- TRY IT -
A word-for-word copy of the listing is what's needed; leave out every image.
_ _ _ _ _ _ _
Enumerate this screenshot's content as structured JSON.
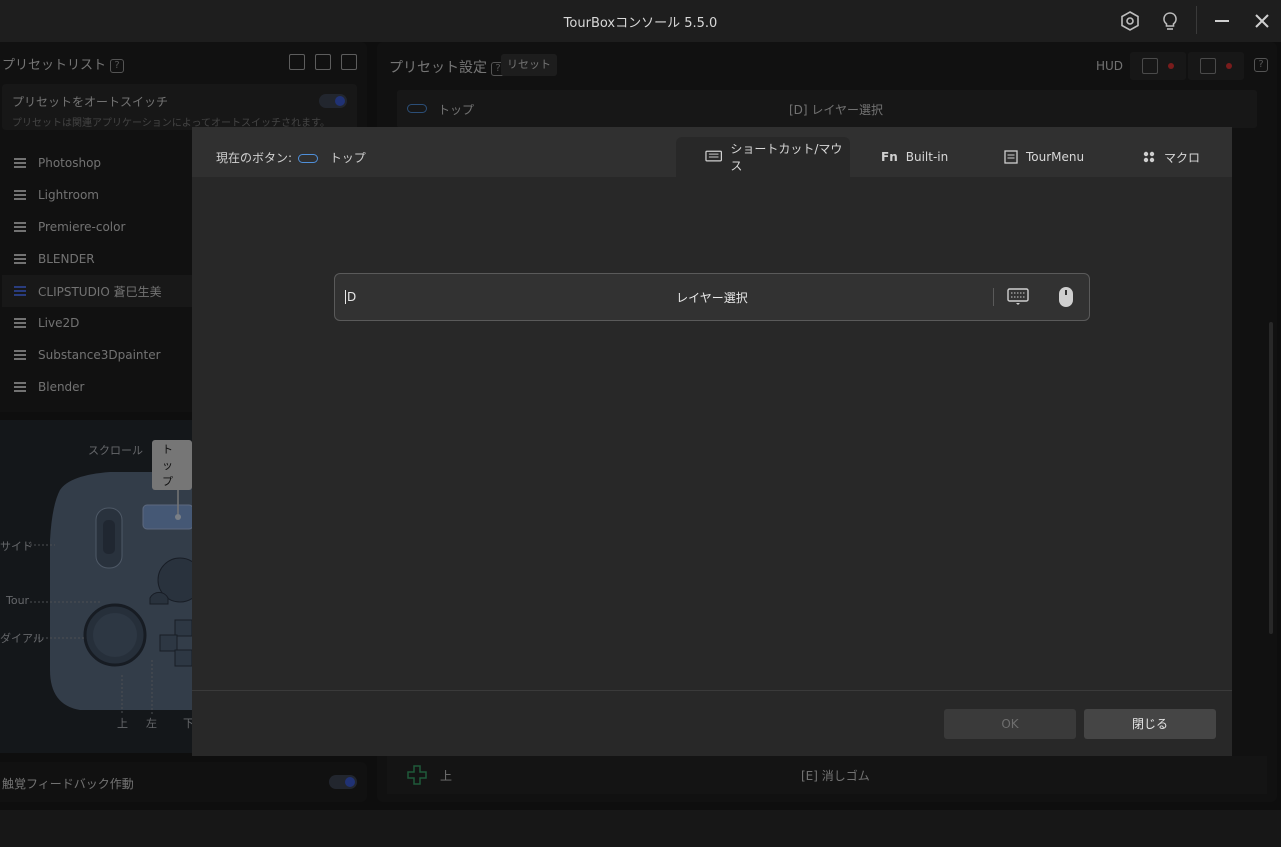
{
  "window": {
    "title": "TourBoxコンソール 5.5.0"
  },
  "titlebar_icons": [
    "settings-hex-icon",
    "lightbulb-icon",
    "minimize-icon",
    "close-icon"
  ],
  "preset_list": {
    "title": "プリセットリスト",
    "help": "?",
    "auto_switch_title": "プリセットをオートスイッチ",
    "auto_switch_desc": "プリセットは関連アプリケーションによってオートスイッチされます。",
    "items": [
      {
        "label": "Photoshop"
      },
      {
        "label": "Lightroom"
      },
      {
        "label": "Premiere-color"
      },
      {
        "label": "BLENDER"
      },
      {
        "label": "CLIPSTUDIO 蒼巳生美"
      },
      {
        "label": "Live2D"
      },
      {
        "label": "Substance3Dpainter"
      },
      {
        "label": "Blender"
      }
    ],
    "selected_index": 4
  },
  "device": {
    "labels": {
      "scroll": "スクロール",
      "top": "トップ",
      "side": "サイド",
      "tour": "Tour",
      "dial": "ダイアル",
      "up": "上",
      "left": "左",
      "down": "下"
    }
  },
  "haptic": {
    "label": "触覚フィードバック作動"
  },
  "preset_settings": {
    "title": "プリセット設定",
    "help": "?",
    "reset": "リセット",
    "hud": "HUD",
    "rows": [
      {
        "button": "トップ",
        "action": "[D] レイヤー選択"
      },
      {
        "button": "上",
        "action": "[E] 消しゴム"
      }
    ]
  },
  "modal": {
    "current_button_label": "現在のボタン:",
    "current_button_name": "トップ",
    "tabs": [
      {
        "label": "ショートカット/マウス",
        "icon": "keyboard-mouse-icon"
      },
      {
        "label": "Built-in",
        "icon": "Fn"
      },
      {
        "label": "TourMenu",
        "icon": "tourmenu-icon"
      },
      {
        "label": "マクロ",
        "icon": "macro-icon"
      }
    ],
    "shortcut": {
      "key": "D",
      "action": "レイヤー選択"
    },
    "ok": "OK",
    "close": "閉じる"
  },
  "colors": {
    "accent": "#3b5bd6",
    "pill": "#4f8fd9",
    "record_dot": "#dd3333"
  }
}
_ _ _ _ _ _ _
- RESPONSE TO THIS TASK -
Enumerate this screenshot's content as structured JSON.
{
  "window": {
    "title": "TourBoxコンソール 5.5.0"
  },
  "titlebar_icons": [
    "settings-hex-icon",
    "lightbulb-icon",
    "minimize-icon",
    "close-icon"
  ],
  "preset_list": {
    "title": "プリセットリスト",
    "help": "?",
    "auto_switch_title": "プリセットをオートスイッチ",
    "auto_switch_desc": "プリセットは関連アプリケーションによってオートスイッチされます。",
    "items": [
      {
        "label": "Photoshop"
      },
      {
        "label": "Lightroom"
      },
      {
        "label": "Premiere-color"
      },
      {
        "label": "BLENDER"
      },
      {
        "label": "CLIPSTUDIO 蒼巳生美"
      },
      {
        "label": "Live2D"
      },
      {
        "label": "Substance3Dpainter"
      },
      {
        "label": "Blender"
      }
    ],
    "selected_index": 4
  },
  "device": {
    "labels": {
      "scroll": "スクロール",
      "top": "トップ",
      "side": "サイド",
      "tour": "Tour",
      "dial": "ダイアル",
      "up": "上",
      "left": "左",
      "down": "下"
    }
  },
  "haptic": {
    "label": "触覚フィードバック作動"
  },
  "preset_settings": {
    "title": "プリセット設定",
    "help": "?",
    "reset": "リセット",
    "hud": "HUD",
    "rows": [
      {
        "button": "トップ",
        "action": "[D] レイヤー選択"
      },
      {
        "button": "上",
        "action": "[E] 消しゴム"
      }
    ]
  },
  "modal": {
    "current_button_label": "現在のボタン:",
    "current_button_name": "トップ",
    "tabs": [
      {
        "label": "ショートカット/マウス",
        "icon": "keyboard-mouse-icon"
      },
      {
        "label": "Built-in",
        "icon": "Fn"
      },
      {
        "label": "TourMenu",
        "icon": "tourmenu-icon"
      },
      {
        "label": "マクロ",
        "icon": "macro-icon"
      }
    ],
    "shortcut": {
      "key": "D",
      "action": "レイヤー選択"
    },
    "ok": "OK",
    "close": "閉じる"
  },
  "colors": {
    "accent": "#3b5bd6",
    "pill": "#4f8fd9",
    "record_dot": "#dd3333"
  }
}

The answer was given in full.